Instructions to follow - Only the lines containing "title" should appear in the answer, copied from the listing below.

§

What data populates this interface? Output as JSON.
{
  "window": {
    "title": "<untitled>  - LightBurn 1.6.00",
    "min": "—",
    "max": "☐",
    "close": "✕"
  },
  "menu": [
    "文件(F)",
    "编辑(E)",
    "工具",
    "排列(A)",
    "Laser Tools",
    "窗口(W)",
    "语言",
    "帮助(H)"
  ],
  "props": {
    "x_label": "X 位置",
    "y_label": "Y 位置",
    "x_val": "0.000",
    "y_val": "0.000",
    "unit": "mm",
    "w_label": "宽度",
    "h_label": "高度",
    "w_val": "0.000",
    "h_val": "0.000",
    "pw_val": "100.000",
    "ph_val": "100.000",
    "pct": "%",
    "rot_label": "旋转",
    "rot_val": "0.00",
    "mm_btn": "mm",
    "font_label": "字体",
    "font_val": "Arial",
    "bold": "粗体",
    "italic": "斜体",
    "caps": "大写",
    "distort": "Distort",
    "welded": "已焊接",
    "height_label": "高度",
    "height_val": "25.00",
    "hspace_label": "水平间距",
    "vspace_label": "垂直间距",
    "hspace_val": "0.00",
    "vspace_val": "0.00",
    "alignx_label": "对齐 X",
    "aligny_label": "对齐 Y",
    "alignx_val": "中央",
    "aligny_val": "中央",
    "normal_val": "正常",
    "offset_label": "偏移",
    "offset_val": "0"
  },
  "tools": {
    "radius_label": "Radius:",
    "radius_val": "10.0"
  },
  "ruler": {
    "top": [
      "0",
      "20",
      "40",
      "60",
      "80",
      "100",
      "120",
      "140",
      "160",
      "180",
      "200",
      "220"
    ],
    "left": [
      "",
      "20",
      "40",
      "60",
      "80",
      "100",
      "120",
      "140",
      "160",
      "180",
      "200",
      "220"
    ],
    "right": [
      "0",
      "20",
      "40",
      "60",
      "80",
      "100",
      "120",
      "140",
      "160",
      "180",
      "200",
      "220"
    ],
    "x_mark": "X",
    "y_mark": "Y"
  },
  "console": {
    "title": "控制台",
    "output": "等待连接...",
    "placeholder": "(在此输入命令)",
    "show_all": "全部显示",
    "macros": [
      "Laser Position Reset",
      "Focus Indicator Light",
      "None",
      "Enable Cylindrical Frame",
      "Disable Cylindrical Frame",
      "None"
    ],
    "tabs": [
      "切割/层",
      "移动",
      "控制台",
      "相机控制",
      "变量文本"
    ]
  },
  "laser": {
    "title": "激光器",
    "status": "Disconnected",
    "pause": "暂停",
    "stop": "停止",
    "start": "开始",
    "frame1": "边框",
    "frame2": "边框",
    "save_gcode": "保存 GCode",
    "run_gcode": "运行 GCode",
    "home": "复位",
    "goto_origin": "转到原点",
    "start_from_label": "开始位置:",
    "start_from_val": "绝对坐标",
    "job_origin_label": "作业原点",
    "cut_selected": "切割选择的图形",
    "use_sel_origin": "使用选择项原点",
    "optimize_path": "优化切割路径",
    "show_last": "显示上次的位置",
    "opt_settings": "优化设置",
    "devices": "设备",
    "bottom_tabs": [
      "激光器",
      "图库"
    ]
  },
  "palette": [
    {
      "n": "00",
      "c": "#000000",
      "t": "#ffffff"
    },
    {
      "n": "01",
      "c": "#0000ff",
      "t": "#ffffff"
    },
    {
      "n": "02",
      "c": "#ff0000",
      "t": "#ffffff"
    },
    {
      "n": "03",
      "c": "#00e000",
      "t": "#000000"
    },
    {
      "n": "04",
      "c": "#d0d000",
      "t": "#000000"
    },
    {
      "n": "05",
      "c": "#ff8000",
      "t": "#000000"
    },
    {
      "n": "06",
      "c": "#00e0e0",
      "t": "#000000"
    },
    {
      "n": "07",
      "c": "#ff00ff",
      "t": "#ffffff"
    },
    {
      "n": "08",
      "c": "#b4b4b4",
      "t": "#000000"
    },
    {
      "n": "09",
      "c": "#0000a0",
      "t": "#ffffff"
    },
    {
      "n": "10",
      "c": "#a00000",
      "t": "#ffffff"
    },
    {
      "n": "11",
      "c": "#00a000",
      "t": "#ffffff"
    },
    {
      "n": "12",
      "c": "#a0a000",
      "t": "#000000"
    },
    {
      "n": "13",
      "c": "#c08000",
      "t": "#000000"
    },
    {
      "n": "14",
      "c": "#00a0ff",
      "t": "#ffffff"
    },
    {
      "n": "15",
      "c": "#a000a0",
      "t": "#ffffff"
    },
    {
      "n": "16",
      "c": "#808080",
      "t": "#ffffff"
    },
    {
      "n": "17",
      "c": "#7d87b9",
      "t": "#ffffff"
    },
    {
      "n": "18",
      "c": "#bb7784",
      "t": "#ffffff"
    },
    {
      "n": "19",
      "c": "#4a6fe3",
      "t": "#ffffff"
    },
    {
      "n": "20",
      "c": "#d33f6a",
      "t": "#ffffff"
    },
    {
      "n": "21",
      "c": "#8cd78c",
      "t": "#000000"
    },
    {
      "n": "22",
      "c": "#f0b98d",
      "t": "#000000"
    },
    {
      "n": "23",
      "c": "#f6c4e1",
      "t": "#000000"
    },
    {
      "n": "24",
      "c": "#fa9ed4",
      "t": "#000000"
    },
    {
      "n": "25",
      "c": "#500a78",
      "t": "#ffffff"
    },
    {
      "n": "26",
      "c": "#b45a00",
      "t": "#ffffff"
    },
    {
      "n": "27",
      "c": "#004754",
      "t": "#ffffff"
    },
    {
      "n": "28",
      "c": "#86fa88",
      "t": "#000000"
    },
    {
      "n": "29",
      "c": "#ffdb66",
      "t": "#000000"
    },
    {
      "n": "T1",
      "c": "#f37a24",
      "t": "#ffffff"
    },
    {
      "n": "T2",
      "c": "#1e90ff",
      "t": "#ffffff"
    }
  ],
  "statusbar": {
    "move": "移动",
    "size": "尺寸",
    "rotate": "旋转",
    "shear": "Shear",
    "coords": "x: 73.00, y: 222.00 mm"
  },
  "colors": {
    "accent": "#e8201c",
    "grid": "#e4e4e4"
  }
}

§

Result -
    "title": "<untitled>  - LightBurn 1.6.00",
    "title": "控制台",
    "title": "激光器",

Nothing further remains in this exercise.